Items from an interface collection:
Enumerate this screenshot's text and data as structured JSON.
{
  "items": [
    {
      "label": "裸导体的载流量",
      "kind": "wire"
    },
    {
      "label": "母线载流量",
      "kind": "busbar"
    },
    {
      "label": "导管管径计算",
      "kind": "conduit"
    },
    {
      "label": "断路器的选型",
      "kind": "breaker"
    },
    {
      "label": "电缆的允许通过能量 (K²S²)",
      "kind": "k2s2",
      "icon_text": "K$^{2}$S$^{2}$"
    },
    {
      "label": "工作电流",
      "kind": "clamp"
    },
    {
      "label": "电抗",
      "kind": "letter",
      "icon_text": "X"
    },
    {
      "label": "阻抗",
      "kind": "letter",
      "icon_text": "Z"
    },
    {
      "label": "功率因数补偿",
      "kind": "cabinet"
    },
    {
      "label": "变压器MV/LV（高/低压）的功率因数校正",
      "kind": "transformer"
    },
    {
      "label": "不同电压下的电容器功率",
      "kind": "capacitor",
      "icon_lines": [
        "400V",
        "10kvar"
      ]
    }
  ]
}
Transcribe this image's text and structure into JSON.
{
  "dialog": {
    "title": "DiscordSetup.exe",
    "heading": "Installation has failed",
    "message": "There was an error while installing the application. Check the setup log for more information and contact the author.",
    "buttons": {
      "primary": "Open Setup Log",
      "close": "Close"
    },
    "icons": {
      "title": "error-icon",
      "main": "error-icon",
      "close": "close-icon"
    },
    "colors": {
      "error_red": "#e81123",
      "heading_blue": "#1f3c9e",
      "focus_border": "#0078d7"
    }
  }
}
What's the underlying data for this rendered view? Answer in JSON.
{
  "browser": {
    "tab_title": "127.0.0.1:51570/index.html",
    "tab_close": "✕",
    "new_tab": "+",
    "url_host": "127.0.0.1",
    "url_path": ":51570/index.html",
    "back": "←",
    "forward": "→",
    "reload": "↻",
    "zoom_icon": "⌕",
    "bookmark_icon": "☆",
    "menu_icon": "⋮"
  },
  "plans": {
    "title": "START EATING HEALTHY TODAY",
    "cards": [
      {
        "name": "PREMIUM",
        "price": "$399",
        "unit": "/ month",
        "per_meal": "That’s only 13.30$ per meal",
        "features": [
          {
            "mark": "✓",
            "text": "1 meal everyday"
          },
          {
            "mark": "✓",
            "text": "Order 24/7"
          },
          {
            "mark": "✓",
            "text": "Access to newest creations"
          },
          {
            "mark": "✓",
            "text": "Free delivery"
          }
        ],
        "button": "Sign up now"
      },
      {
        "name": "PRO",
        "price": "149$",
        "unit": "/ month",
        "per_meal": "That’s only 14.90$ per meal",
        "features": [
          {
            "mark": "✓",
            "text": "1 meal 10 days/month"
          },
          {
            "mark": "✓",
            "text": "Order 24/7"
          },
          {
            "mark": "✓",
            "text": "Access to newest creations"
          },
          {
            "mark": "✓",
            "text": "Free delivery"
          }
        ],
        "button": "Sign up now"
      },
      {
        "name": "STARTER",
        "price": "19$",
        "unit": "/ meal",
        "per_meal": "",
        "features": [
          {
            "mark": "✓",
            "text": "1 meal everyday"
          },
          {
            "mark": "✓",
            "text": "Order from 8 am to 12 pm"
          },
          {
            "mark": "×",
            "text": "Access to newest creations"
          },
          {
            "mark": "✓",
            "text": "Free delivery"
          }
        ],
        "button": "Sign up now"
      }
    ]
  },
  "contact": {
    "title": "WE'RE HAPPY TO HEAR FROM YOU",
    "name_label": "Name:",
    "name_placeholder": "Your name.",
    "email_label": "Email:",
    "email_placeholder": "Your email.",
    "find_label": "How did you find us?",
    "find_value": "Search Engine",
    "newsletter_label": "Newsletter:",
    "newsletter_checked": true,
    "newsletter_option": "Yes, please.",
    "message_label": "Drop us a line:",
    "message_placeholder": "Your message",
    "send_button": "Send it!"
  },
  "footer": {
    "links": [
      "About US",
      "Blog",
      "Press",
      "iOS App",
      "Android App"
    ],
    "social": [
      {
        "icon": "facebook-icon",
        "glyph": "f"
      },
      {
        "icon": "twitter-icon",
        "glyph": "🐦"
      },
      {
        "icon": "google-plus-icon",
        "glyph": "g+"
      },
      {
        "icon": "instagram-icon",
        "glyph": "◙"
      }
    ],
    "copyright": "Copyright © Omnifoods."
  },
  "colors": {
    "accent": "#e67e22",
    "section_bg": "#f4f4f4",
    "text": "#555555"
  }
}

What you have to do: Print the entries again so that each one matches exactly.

Exercise output:
Enumerate this screenshot's text and data as structured JSON.
{
  "items": [
    {
      "label": "裸导体的载流量",
      "kind": "wire"
    },
    {
      "label": "母线载流量",
      "kind": "busbar"
    },
    {
      "label": "导管管径计算",
      "kind": "conduit"
    },
    {
      "label": "断路器的选型",
      "kind": "breaker"
    },
    {
      "label": "电缆的允许通过能量 (K²S²)",
      "kind": "k2s2",
      "icon_text": "K$^{2}$S$^{2}$"
    },
    {
      "label": "工作电流",
      "kind": "clamp"
    },
    {
      "label": "电抗",
      "kind": "letter",
      "icon_text": "X"
    },
    {
      "label": "阻抗",
      "kind": "letter",
      "icon_text": "Z"
    },
    {
      "label": "功率因数补偿",
      "kind": "cabinet"
    },
    {
      "label": "变压器MV/LV（高/低压）的功率因数校正",
      "kind": "transformer"
    },
    {
      "label": "不同电压下的电容器功率",
      "kind": "capacitor",
      "icon_lines": [
        "400V",
        "10kvar"
      ]
    }
  ]
}
Transcribe this image's text and structure into JSON.
{
  "dialog": {
    "title": "DiscordSetup.exe",
    "heading": "Installation has failed",
    "message": "There was an error while installing the application. Check the setup log for more information and contact the author.",
    "buttons": {
      "primary": "Open Setup Log",
      "close": "Close"
    },
    "icons": {
      "title": "error-icon",
      "main": "error-icon",
      "close": "close-icon"
    },
    "colors": {
      "error_red": "#e81123",
      "heading_blue": "#1f3c9e",
      "focus_border": "#0078d7"
    }
  }
}
What's the underlying data for this rendered view? Answer in JSON.
{
  "browser": {
    "tab_title": "127.0.0.1:51570/index.html",
    "tab_close": "✕",
    "new_tab": "+",
    "url_host": "127.0.0.1",
    "url_path": ":51570/index.html",
    "back": "←",
    "forward": "→",
    "reload": "↻",
    "zoom_icon": "⌕",
    "bookmark_icon": "☆",
    "menu_icon": "⋮"
  },
  "plans": {
    "title": "START EATING HEALTHY TODAY",
    "cards": [
      {
        "name": "PREMIUM",
        "price": "$399",
        "unit": "/ month",
        "per_meal": "That’s only 13.30$ per meal",
        "features": [
          {
            "mark": "✓",
            "text": "1 meal everyday"
          },
          {
            "mark": "✓",
            "text": "Order 24/7"
          },
          {
            "mark": "✓",
            "text": "Access to newest creations"
          },
          {
            "mark": "✓",
            "text": "Free delivery"
          }
        ],
        "button": "Sign up now"
      },
      {
        "name": "PRO",
        "price": "149$",
        "unit": "/ month",
        "per_meal": "That’s only 14.90$ per meal",
        "features": [
          {
            "mark": "✓",
            "text": "1 meal 10 days/month"
          },
          {
            "mark": "✓",
            "text": "Order 24/7"
          },
          {
            "mark": "✓",
            "text": "Access to newest creations"
          },
          {
            "mark": "✓",
            "text": "Free delivery"
          }
        ],
        "button": "Sign up now"
      },
      {
        "name": "STARTER",
        "price": "19$",
        "unit": "/ meal",
        "per_meal": "",
        "features": [
          {
            "mark": "✓",
            "text": "1 meal everyday"
          },
          {
            "mark": "✓",
            "text": "Order from 8 am to 12 pm"
          },
          {
            "mark": "×",
            "text": "Access to newest creations"
          },
          {
            "mark": "✓",
            "text": "Free delivery"
          }
        ],
        "button": "Sign up now"
      }
    ]
  },
  "contact": {
    "title": "WE'RE HAPPY TO HEAR FROM YOU",
    "name_label": "Name:",
    "name_placeholder": "Your name.",
    "email_label": "Email:",
    "email_placeholder": "Your email.",
    "find_label": "How did you find us?",
    "find_value": "Search Engine",
    "newsletter_label": "Newsletter:",
    "newsletter_checked": true,
    "newsletter_option": "Yes, please.",
    "message_label": "Drop us a line:",
    "message_placeholder": "Your message",
    "send_button": "Send it!"
  },
  "footer": {
    "links": [
      "About US",
      "Blog",
      "Press",
      "iOS App",
      "Android App"
    ],
    "social": [
      {
        "icon": "facebook-icon",
        "glyph": "f"
      },
      {
        "icon": "twitter-icon",
        "glyph": "🐦"
      },
      {
        "icon": "google-plus-icon",
        "glyph": "g+"
      },
      {
        "icon": "instagram-icon",
        "glyph": "◙"
      }
    ],
    "copyright": "Copyright © Omnifoods."
  },
  "colors": {
    "accent": "#e67e22",
    "section_bg": "#f4f4f4",
    "text": "#555555"
  }
}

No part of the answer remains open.